“Genetically modifying T-cells with Chimeric Antigen Receptors (CAR)s is currently the most popular approach to manufacture tumour-specific T-cells. However, these therapies carry high clinical safety risks which depend on many factors, such as cell therapy technology types, manufacturing process and product characteristics with many cell-based therapies being highly experimental.  Therefore, there is a need in the field for platform development to ensure manufacturing processes consistency, predictability and product control, to decrease the cost of manufacturing, enable manufacturing scalability and automation, secure raw material supply and build sufficient and cost-efficient testing systems.  WuXi Advanced Therapies’ closed CAR-T platform is an ‘equipment vendor blind’ combination of ‘industry-leading in the field’ methodologies and off-the-shelf characterised materials.”

 
 
WuXi Advanced Therapies, as a CDMO, is world-class to provide a fully integrated solution for clients who may not have certain or all CMC capability. In other words, clients could just bring their gene of interest to WuXi ATU, and then WuXi ATU could leverage established platforms and production and testing capabilities to produce, test and release plasmids, viral vectors and CAR-T drug products in a timely manner to fulfil the clients' different phases of clinical and commercial demands. In addition, the established CAR-T centres of excellence in both US and China, where predominant CAR-T product developments are taking place, can also readily support Innovators locally in the US and China.
 
 
[2] Source: Alliance for Regenerative Medicine Annual Report & Sector in Review Report https://alliancerm.org/sector-report/2019-annual-report/

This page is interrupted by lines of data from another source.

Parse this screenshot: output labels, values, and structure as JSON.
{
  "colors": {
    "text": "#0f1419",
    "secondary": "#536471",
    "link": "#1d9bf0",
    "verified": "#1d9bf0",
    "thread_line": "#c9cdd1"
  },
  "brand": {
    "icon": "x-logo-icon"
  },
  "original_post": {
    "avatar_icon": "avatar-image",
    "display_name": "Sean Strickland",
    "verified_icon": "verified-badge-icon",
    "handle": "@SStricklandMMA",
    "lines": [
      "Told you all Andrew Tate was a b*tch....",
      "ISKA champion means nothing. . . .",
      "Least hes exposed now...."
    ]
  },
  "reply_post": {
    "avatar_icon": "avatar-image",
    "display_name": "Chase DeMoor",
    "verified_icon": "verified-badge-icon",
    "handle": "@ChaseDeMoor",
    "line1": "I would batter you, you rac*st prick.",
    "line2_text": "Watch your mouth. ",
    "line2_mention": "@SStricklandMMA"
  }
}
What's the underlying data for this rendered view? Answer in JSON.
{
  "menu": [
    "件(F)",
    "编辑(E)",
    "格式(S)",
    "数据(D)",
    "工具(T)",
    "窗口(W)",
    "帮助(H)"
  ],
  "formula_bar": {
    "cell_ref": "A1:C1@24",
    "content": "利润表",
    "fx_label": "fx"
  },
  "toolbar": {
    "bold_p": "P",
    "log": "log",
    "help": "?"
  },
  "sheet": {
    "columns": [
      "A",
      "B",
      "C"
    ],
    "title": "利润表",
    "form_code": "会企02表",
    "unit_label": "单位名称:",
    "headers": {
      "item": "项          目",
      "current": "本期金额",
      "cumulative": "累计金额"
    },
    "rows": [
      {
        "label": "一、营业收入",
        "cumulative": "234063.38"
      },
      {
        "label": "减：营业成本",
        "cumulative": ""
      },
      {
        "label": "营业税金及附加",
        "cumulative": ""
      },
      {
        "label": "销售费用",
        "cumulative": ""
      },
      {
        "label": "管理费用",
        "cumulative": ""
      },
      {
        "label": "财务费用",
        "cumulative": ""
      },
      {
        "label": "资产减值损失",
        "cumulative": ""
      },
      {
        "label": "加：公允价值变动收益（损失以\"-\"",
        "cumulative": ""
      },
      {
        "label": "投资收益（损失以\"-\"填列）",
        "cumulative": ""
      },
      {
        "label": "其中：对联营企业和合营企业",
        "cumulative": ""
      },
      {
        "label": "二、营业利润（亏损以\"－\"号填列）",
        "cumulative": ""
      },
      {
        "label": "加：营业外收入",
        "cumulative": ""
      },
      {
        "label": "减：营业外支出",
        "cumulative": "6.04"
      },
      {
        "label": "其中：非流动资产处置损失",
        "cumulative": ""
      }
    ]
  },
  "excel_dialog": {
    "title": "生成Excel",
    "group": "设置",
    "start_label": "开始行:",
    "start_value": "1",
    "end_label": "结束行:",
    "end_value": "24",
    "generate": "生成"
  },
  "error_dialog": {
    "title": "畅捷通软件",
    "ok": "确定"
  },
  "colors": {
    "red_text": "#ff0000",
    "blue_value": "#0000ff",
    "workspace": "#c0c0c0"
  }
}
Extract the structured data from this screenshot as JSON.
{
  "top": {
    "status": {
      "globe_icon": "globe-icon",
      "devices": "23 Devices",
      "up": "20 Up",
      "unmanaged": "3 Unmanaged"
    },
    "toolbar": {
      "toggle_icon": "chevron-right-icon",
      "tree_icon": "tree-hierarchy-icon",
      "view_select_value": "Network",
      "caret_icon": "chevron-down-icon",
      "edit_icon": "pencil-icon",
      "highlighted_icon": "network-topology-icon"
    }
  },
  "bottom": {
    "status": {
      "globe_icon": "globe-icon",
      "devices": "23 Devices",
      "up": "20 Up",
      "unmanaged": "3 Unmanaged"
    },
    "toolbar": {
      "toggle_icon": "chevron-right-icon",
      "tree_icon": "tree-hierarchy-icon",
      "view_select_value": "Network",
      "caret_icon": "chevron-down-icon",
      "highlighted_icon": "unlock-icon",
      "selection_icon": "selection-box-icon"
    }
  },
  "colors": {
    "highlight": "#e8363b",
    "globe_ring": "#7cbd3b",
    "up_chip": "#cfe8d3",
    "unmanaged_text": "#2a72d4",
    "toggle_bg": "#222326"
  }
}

[3] Source: https://ClinicalTrials.gov NB. Studies with multiple locations are included in each region containing locations
[4] Source: Alliance for Regenerative Medicine Annual Report & Sector in Review Report https://alliancerm.org/sector-report/2019-annual-report/